Travel company Thomas Cook, originally founded in 1841, collapsed. Bringing home the 150,000 stranded holiday makers was the largest ever peacetime repatriation and a major achievement for the Civil Aviation Authority.
A potential diplomatic incident arose when it emerged that a US citizen, Anne Sacoolas, who had been involved in a fatal road accident in August in which 19-year old motorcyclist Harry Dunn had died, had left the country. Mrs Sacoolas was married to a US government employee and claimed diplomatic immunity. It also emerged that she had been driving on the wrong side of the road. In December, the Crown Prosecution Service announced that Sacoolas was to be charged with causing death by dangerous driving.

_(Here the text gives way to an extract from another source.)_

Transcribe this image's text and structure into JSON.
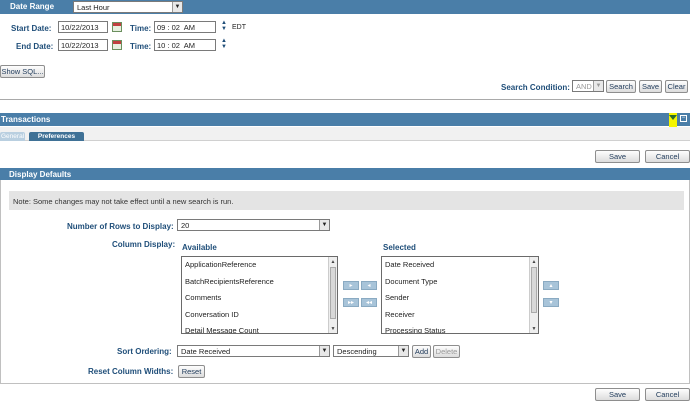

The supermarket chain Sainsbury's announced it would no longer sell fireworks.
39 Vietnamese illegal immigrants were found suffocated to death in a refrigerated lorry container in Essex.
The government ordered that all fracking in the UK should cease "with immediate effect.
In the House of Commons, Sir Lindsay Hoyle replaced John Bercow as Speaker of the House.
Several female Members of Parliament declared that they would not seek re-election in December, due to threats and abuse, much of it online.
The infant and young mother chain Mothercare went into administration.
Prince Andrew, the Duke of York, announced he was stepping down from public duties for the foreseeable future. This followed his association with convicted American sex offender Jeffrey Epstein, unproven accusations of sex with a 17-year old teenager and a clumsy, widely criticised, TV interview.
Former South Yorkshire police chief, David Duckenfield, was found not guilty of manslaughter in the Hillsborough disaster trial.
On 29 November, a convicted terrorist, Usman Khan, stabbed five people on London Bridge. Two of his victims died. Khan was wearing a fake explosive suicide vest and was shot dead by police at the scene.
In the general election on 12 December, the Conservative Party achieved a majority of 80 in the House of Commons, with 365 seats, while the Labour Party, led by Jeremy Corbyn, was reduced to 203 seats - their lowest proportion of seats since 1935. The Scottish Nationalists won 48 of the 59 seats in Scotland, increasing the likelihood of another referendum on Scottish secession from the United Kingdom. The Liberal Democrats, who campaigned to scrap Brexit entirely, won 11 seats. Jo Swinson, who only in July had become the first woman and at 39 the youngest ever leader of the Liberal Democrat Party, lost her seat and resigned. Jeremy Corbyn declared his intention to stand down too.
On 20 December, MPs voted in favour of the Brexit withdrawal agreement by 358 to 234, paving the way for the UK's exit from the EU on 31 January 2020.
On 25 December, Gavin and Stacy’s Christmas Day TV special was watched by 11.6 million people, the biggest festive ratings success in more than a decade.